Webroot’s threat intelligence data identifies Asian countries as a hotbed of malicious IP addresses
Malicious Android apps are due to increase by 400 percent this year as they focus on targeting Asian countries, according to threat intelligence data harvested by Webroot.
The Webroot Quarterly Threat Trends report noted that the dominance of Android devices in Asian geographies means the rise in malware in the region is not unexpected. However, it does indicate that there is somewhat of an epidemic in mobile app malware, especially with Android smartphones.
The report also painted a mixed picture for cyber security threats in 2016. On one hand people are 20 percent less likely to encounter undesirable executable files than in 2015. But on the other, there are now nine million more malicious URLs in 2016, with 42 percent of them originating in the USA, which Webroot said show that geoblocking filters are being circumnavigated by cybercriminals.
This suggests that cyber threats are becoming more clandestine and targeted, wreaking havoc before disappearing while traditional defences try to keep up.
Webroot’s threat data found that nearly half of malicious IP addresses are now associated with China, India or Vietnam, with many fully blown cyber attacks evolving out of spam and scanning activities originating from these IP addresses.
Tyler Moffitt, senior threat research analyst at Webroot, suggested that companies need to adapt to these changing threat vectors if they wish to avoid falling victims to such cyber attacks.
“The report data demonstrates that, while malware encounters may be on a downturn, the business of cybercrime is indeed alive and well,” he said. “As attack timelines accelerate and polymorphism continues to grow and spread across attack vectors, it’s more important than ever for organisations to adopt next-generation security approaches that can adapt and predict malware behaviours as they evolve.”

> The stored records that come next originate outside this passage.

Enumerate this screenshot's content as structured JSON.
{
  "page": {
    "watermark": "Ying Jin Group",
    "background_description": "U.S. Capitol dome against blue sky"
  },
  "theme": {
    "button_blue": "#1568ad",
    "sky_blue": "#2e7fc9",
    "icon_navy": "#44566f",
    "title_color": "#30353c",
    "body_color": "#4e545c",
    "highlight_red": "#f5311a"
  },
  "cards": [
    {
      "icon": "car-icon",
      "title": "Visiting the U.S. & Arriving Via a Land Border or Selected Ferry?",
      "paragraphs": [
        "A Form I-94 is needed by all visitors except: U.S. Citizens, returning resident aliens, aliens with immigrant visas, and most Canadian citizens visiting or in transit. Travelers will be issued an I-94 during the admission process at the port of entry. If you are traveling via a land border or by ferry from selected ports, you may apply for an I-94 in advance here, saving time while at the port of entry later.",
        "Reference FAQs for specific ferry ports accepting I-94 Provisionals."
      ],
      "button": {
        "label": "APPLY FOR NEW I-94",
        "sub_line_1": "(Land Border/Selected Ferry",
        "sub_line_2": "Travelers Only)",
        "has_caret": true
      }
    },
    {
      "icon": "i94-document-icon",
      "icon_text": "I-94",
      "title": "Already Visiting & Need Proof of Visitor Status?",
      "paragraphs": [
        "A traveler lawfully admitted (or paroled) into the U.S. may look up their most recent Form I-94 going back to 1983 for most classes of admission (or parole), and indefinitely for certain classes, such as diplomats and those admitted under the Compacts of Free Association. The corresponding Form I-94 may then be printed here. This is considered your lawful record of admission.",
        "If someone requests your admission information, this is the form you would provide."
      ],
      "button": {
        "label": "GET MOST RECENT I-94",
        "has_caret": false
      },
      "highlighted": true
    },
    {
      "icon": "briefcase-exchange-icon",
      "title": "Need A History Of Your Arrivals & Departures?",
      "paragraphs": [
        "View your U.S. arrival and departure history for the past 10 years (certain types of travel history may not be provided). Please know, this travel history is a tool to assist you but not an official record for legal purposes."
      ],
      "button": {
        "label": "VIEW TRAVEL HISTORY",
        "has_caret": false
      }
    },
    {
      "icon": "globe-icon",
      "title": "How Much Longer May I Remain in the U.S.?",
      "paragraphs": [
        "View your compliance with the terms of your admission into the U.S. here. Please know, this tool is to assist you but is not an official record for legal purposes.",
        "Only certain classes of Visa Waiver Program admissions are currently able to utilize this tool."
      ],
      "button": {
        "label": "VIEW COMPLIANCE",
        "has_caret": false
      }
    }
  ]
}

With the FBI warning businesses to be aware of the rise of ransomware attacks, hackers seizing control of Tesla cars, and Google being forced to pull spyware-riddled apps for its Android Play Store, the vectors and variety of cyber attacks to defend against are increasingly diverse, arguably paving the way for technology companies to come up with the next big innovation which puts cyber criminals and hackers on the back foot.